# Try it:
Across all the entries below, how many lines contain the string "JSON"? The number by itself is the answer.

Source data:
━━━━━━━━

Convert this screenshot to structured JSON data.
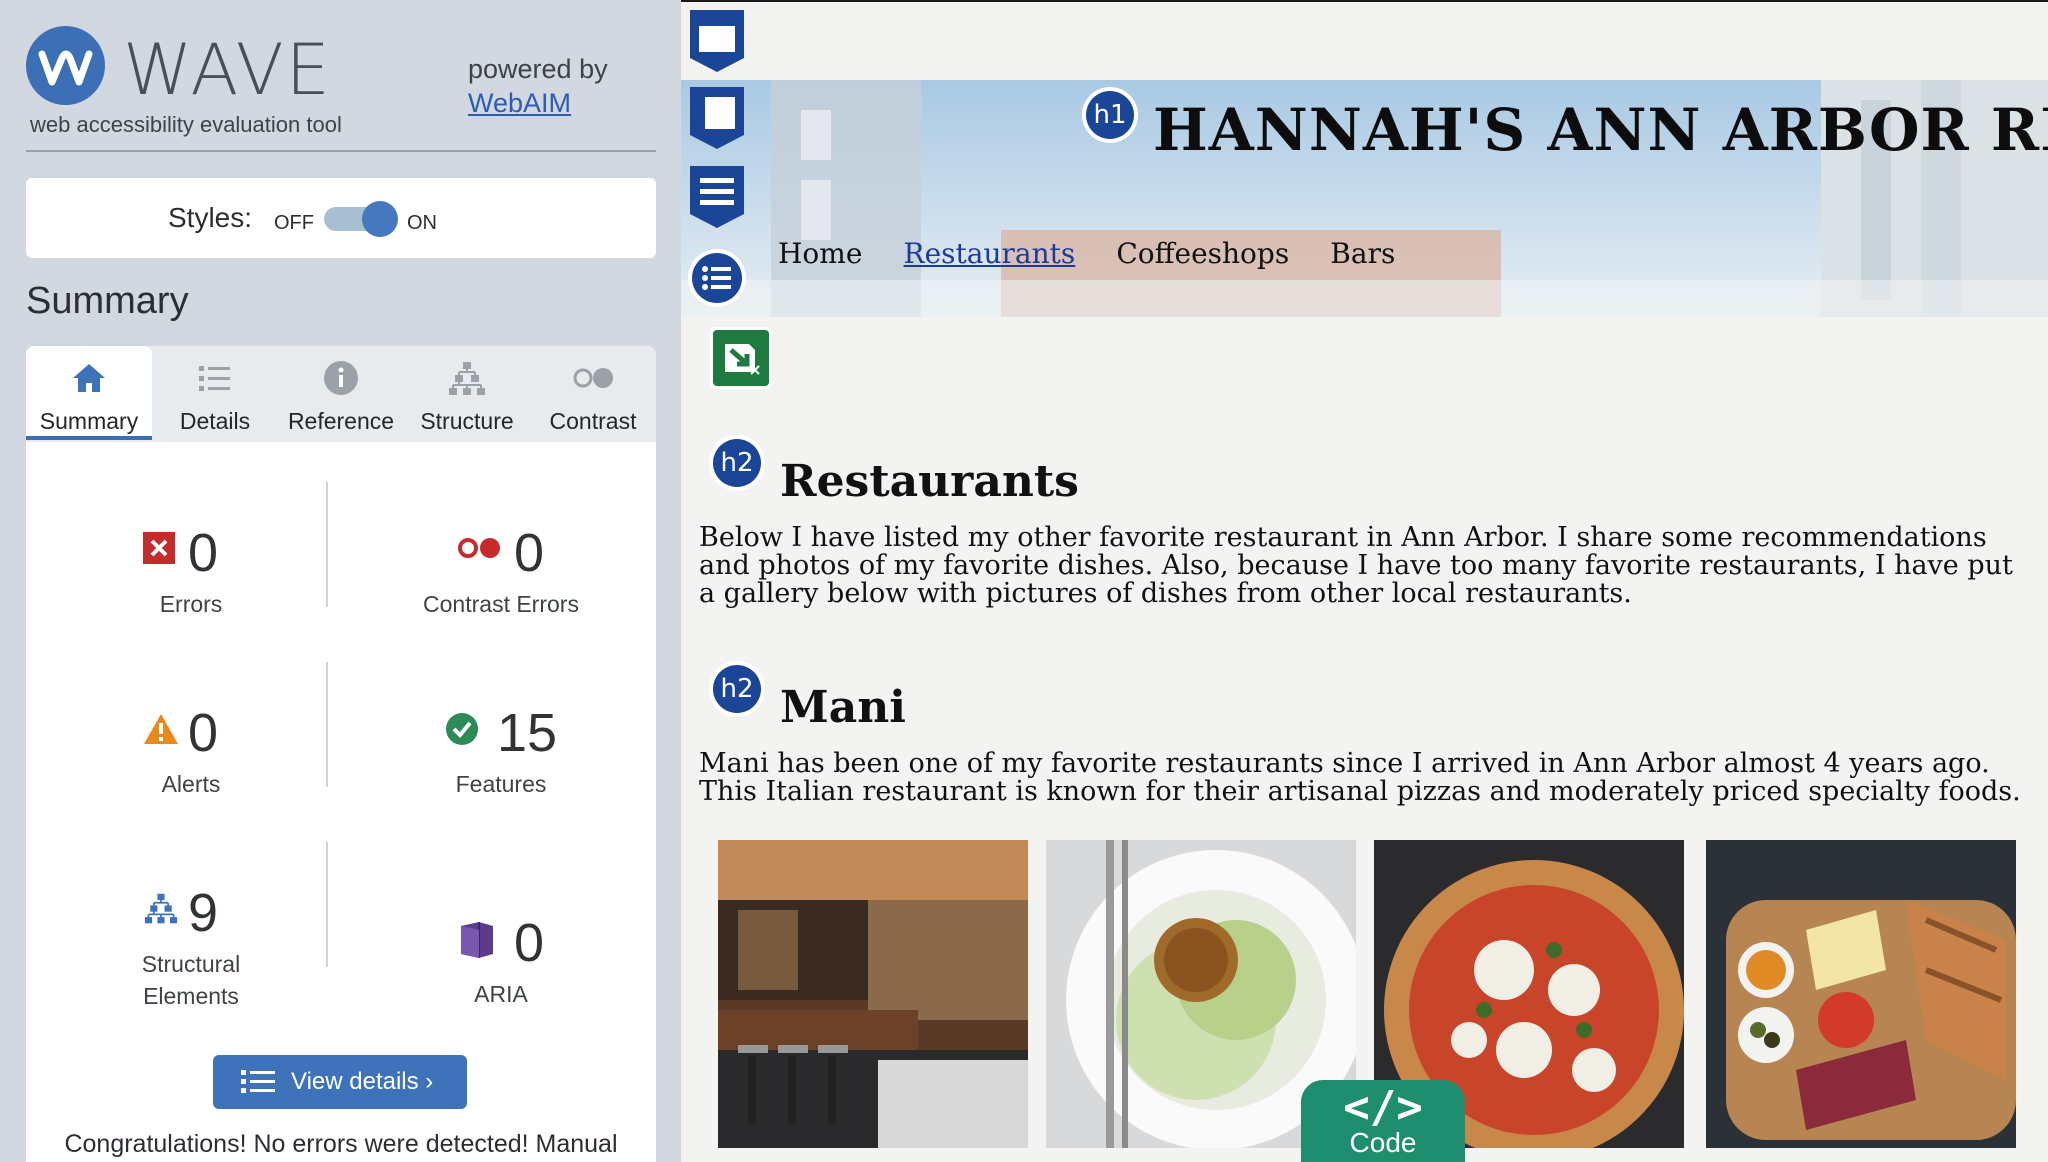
{
  "wave": {
    "title": "WAVE",
    "subtitle": "web accessibility evaluation tool",
    "powered_by": "powered by",
    "webaim_link": "WebAIM",
    "styles_label": "Styles:",
    "styles_off": "OFF",
    "styles_on": "ON",
    "styles_state": "on",
    "summary_heading": "Summary",
    "tabs": [
      {
        "label": "Summary",
        "icon": "home-icon",
        "active": true
      },
      {
        "label": "Details",
        "icon": "list-icon",
        "active": false
      },
      {
        "label": "Reference",
        "icon": "info-icon",
        "active": false
      },
      {
        "label": "Structure",
        "icon": "structure-icon",
        "active": false
      },
      {
        "label": "Contrast",
        "icon": "contrast-icon",
        "active": false
      }
    ],
    "stats": {
      "errors": {
        "value": "0",
        "label": "Errors",
        "color": "#c52b2b"
      },
      "contrast_errors": {
        "value": "0",
        "label": "Contrast Errors",
        "color": "#c52b2b"
      },
      "alerts": {
        "value": "0",
        "label": "Alerts",
        "color": "#e8891c"
      },
      "features": {
        "value": "15",
        "label": "Features",
        "color": "#2e8b57"
      },
      "structural": {
        "value": "9",
        "label_line1": "Structural",
        "label_line2": "Elements",
        "color": "#3e73bb"
      },
      "aria": {
        "value": "0",
        "label": "ARIA",
        "color": "#5b3b8c"
      }
    },
    "view_details": "View details ›",
    "congrats": "Congratulations! No errors were detected! Manual"
  },
  "site": {
    "title": "HANNAH'S ANN ARBOR REVIEW",
    "nav": [
      "Home",
      "Restaurants",
      "Coffeeshops",
      "Bars"
    ],
    "current_nav": "Restaurants",
    "h1_badge": "h1",
    "h2_badge": "h2",
    "section1": {
      "heading": "Restaurants",
      "text": "Below I have listed my other favorite restaurant in Ann Arbor. I share some recommendations and photos of my favorite dishes. Also, because I have too many favorite restaurants, I have put a gallery below with pictures of dishes from other local restaurants."
    },
    "section2": {
      "heading": "Mani",
      "text": "Mani has been one of my favorite restaurants since I arrived in Ann Arbor almost 4 years ago. This Italian restaurant is known for their artisanal pizzas and moderately priced specialty foods."
    },
    "photos": [
      "restaurant-interior",
      "salad-dish",
      "pizza",
      "charcuterie-board"
    ],
    "code_glyph": "</>",
    "code_label": "Code",
    "accent": "#1b4596",
    "code_tab_color": "#1f8e6e"
  }
}
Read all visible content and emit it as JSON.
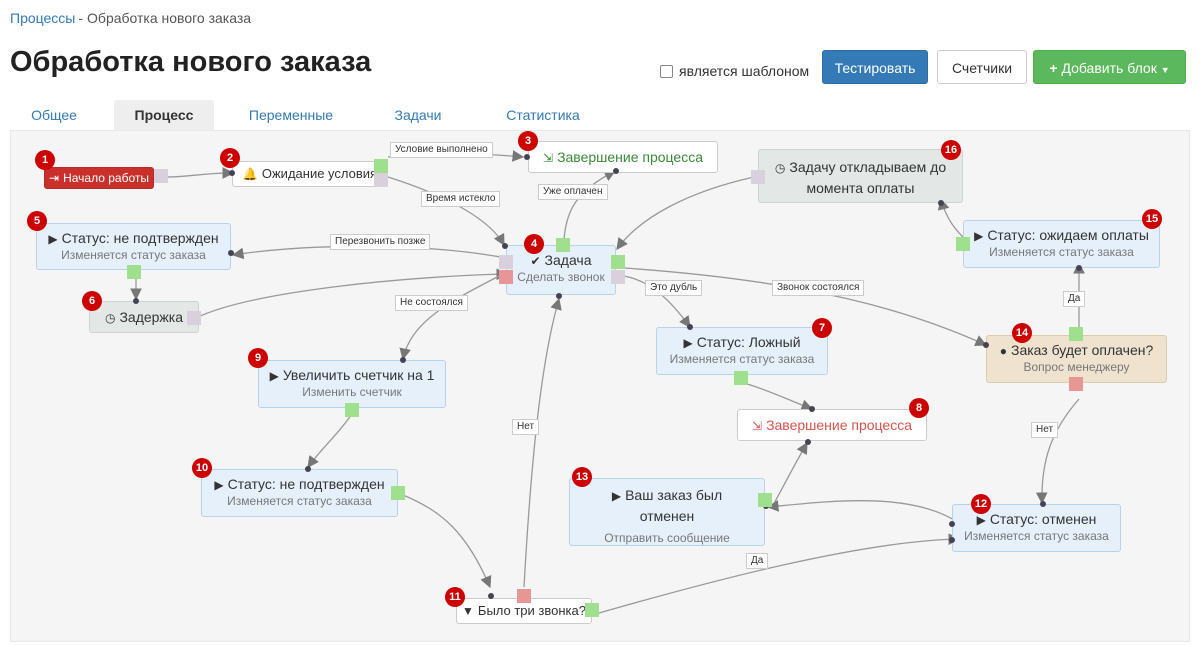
{
  "breadcrumb": {
    "parent": "Процессы",
    "separator": "-",
    "current": "Обработка нового заказа"
  },
  "title": "Обработка нового заказа",
  "template_checkbox": {
    "label": "является шаблоном",
    "checked": false
  },
  "buttons": {
    "test": "Тестировать",
    "counters": "Счетчики",
    "add_block": "Добавить блок"
  },
  "tabs": [
    {
      "label": "Общее",
      "active": false
    },
    {
      "label": "Процесс",
      "active": true
    },
    {
      "label": "Переменные",
      "active": false
    },
    {
      "label": "Задачи",
      "active": false
    },
    {
      "label": "Статистика",
      "active": false
    }
  ],
  "colors": {
    "primary": "#337ab7",
    "success": "#5cb85c",
    "badge": "#cc0000",
    "port_ok": "#9fe08f",
    "port_fail": "#e89595"
  },
  "nodes": {
    "n1": {
      "num": "1",
      "icon": "sign-in-icon",
      "title": "Начало работы"
    },
    "n2": {
      "num": "2",
      "icon": "bell-icon",
      "title": "Ожидание условия"
    },
    "n3": {
      "num": "3",
      "icon": "sign-out-icon",
      "title": "Завершение процесса"
    },
    "n4": {
      "num": "4",
      "icon": "check-icon",
      "title": "Задача",
      "subtitle": "Сделать звонок"
    },
    "n5": {
      "num": "5",
      "icon": "play-icon",
      "title": "Статус: не подтвержден",
      "subtitle": "Изменяется статус заказа"
    },
    "n6": {
      "num": "6",
      "icon": "clock-icon",
      "title": "Задержка"
    },
    "n7": {
      "num": "7",
      "icon": "play-icon",
      "title": "Статус: Ложный",
      "subtitle": "Изменяется статус заказа"
    },
    "n8": {
      "num": "8",
      "icon": "sign-out-icon",
      "title": "Завершение процесса"
    },
    "n9": {
      "num": "9",
      "icon": "play-icon",
      "title": "Увеличить счетчик на 1",
      "subtitle": "Изменить счетчик"
    },
    "n10": {
      "num": "10",
      "icon": "play-icon",
      "title": "Статус: не подтвержден",
      "subtitle": "Изменяется статус заказа"
    },
    "n11": {
      "num": "11",
      "icon": "filter-icon",
      "title": "Было три звонка?"
    },
    "n12": {
      "num": "12",
      "icon": "play-icon",
      "title": "Статус: отменен",
      "subtitle": "Изменяется статус заказа"
    },
    "n13": {
      "num": "13",
      "icon": "play-icon",
      "title_l1": "Ваш заказ был",
      "title_l2": "отменен",
      "subtitle": "Отправить сообщение"
    },
    "n14": {
      "num": "14",
      "icon": "user-icon",
      "title": "Заказ будет оплачен?",
      "subtitle": "Вопрос менеджеру"
    },
    "n15": {
      "num": "15",
      "icon": "play-icon",
      "title": "Статус: ожидаем оплаты",
      "subtitle": "Изменяется статус заказа"
    },
    "n16": {
      "num": "16",
      "icon": "clock-icon",
      "title_l1": "Задачу откладываем до",
      "title_l2": "момента оплаты"
    }
  },
  "link_labels": {
    "condition_met": "Условие выполнено",
    "time_expired": "Время истекло",
    "already_paid": "Уже оплачен",
    "call_later": "Перезвонить позже",
    "not_held": "Не состоялся",
    "duplicate": "Это дубль",
    "call_held": "Звонок состоялся",
    "no_1": "Нет",
    "no_2": "Нет",
    "yes_1": "Да",
    "yes_2": "Да"
  }
}
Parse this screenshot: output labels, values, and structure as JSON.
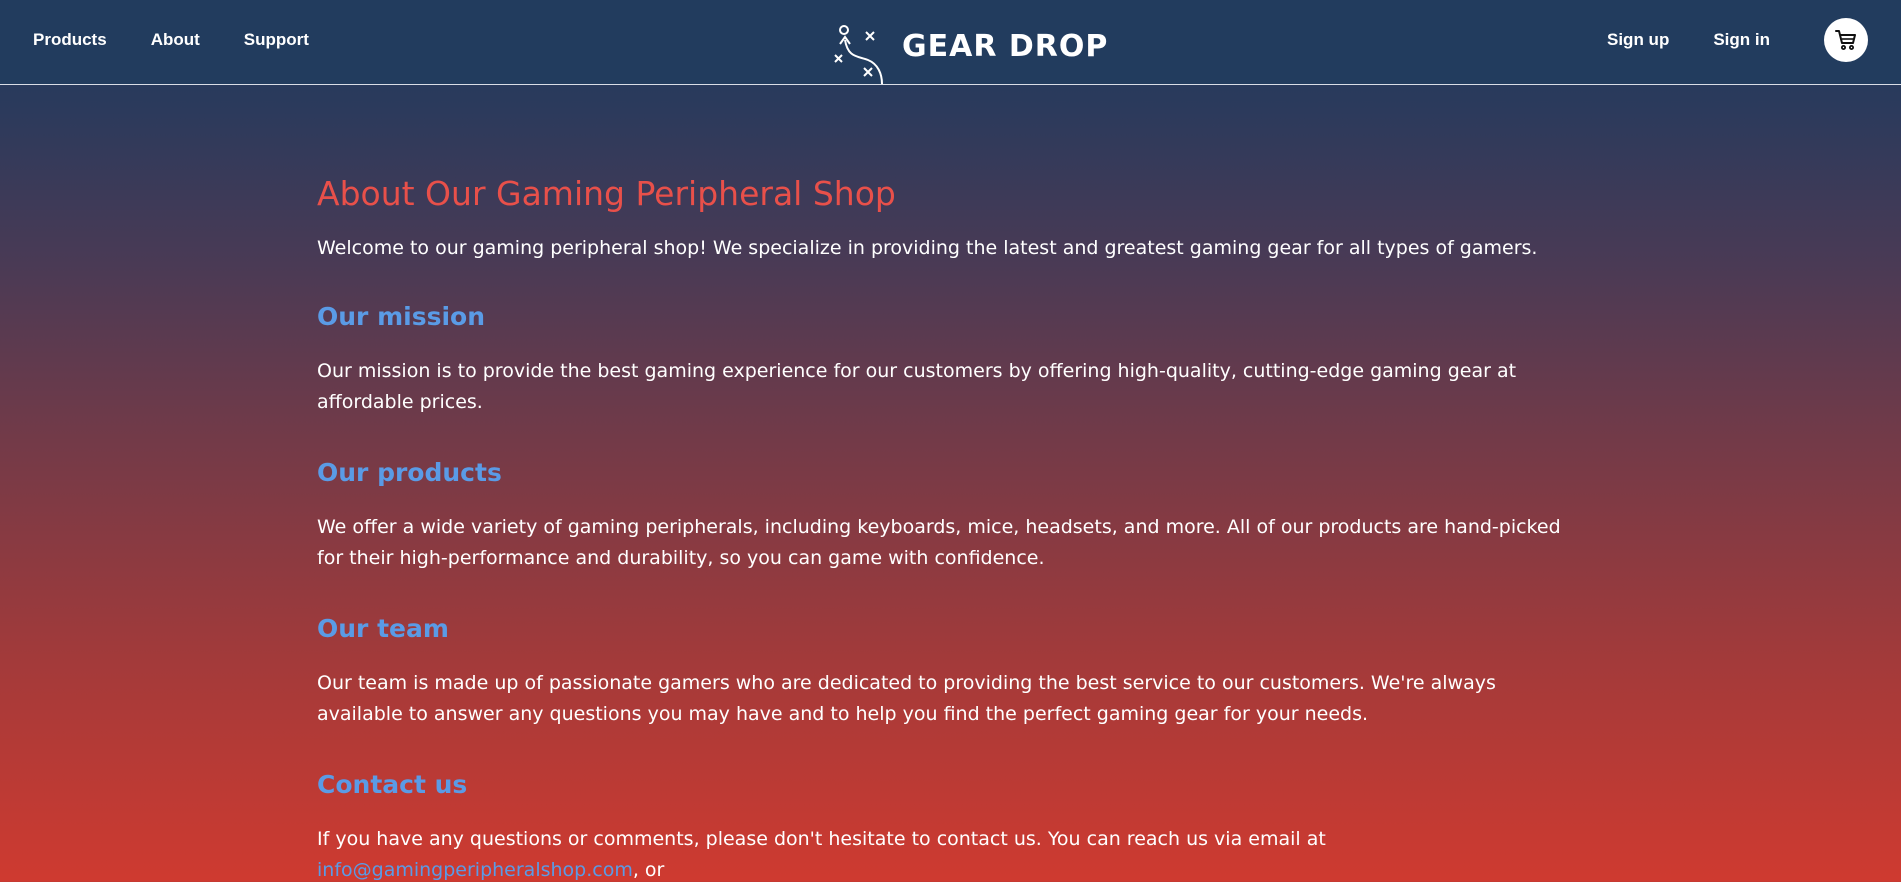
{
  "nav": {
    "left": [
      {
        "label": "Products"
      },
      {
        "label": "About"
      },
      {
        "label": "Support"
      }
    ],
    "logo_text": "GEAR DROP",
    "signup_label": "Sign up",
    "signin_label": "Sign in",
    "cart_icon": "cart-icon"
  },
  "main": {
    "title": "About Our Gaming Peripheral Shop",
    "intro": "Welcome to our gaming peripheral shop! We specialize in providing the latest and greatest gaming gear for all types of gamers.",
    "sections": [
      {
        "heading": "Our mission",
        "body": "Our mission is to provide the best gaming experience for our customers by offering high-quality, cutting-edge gaming gear at affordable prices."
      },
      {
        "heading": "Our products",
        "body": "We offer a wide variety of gaming peripherals, including keyboards, mice, headsets, and more. All of our products are hand-picked for their high-performance and durability, so you can game with confidence."
      },
      {
        "heading": "Our team",
        "body": "Our team is made up of passionate gamers who are dedicated to providing the best service to our customers. We're always available to answer any questions you may have and to help you find the perfect gaming gear for your needs."
      },
      {
        "heading": "Contact us",
        "body_prefix": "If you have any questions or comments, please don't hesitate to contact us. You can reach us via email at ",
        "email": "info@gamingperipheralshop.com",
        "body_suffix": ", or"
      }
    ]
  },
  "colors": {
    "header_bg": "#223c5e",
    "title": "#e8504a",
    "section_heading": "#5a9be6",
    "link": "#5a9be6"
  }
}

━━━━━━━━

# Solution for this task:
3